**Work item**
Pull every line containing "icon" from the data.
>>>>>
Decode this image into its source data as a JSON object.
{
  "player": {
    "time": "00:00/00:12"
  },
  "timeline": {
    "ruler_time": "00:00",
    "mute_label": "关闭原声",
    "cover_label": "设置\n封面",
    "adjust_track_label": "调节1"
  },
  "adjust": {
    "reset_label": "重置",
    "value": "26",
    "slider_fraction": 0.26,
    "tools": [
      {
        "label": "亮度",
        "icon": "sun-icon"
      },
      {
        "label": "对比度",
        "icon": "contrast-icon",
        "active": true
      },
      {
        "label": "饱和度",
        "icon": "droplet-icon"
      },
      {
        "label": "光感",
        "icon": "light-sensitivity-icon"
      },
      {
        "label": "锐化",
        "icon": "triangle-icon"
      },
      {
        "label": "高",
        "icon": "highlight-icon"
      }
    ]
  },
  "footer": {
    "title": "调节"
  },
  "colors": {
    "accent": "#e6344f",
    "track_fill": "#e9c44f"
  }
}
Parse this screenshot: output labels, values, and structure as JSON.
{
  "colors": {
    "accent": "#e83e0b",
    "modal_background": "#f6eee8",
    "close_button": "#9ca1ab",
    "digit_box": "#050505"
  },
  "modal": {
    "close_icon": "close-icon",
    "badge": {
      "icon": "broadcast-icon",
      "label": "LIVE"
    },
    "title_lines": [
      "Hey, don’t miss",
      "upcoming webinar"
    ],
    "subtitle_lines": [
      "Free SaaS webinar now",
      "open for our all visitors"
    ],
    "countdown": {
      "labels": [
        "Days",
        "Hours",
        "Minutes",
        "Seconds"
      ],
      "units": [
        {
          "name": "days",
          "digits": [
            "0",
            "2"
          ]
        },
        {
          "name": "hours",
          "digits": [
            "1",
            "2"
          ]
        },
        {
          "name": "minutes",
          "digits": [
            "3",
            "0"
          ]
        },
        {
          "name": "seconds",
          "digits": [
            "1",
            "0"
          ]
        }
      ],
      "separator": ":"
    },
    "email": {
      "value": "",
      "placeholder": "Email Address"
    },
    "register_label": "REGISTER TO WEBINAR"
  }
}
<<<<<
**Task response**
        "icon": "sun-icon"
        "icon": "contrast-icon",
        "icon": "droplet-icon"
        "icon": "light-sensitivity-icon"
        "icon": "triangle-icon"
        "icon": "highlight-icon"
    "close_icon": "close-icon",
      "icon": "broadcast-icon",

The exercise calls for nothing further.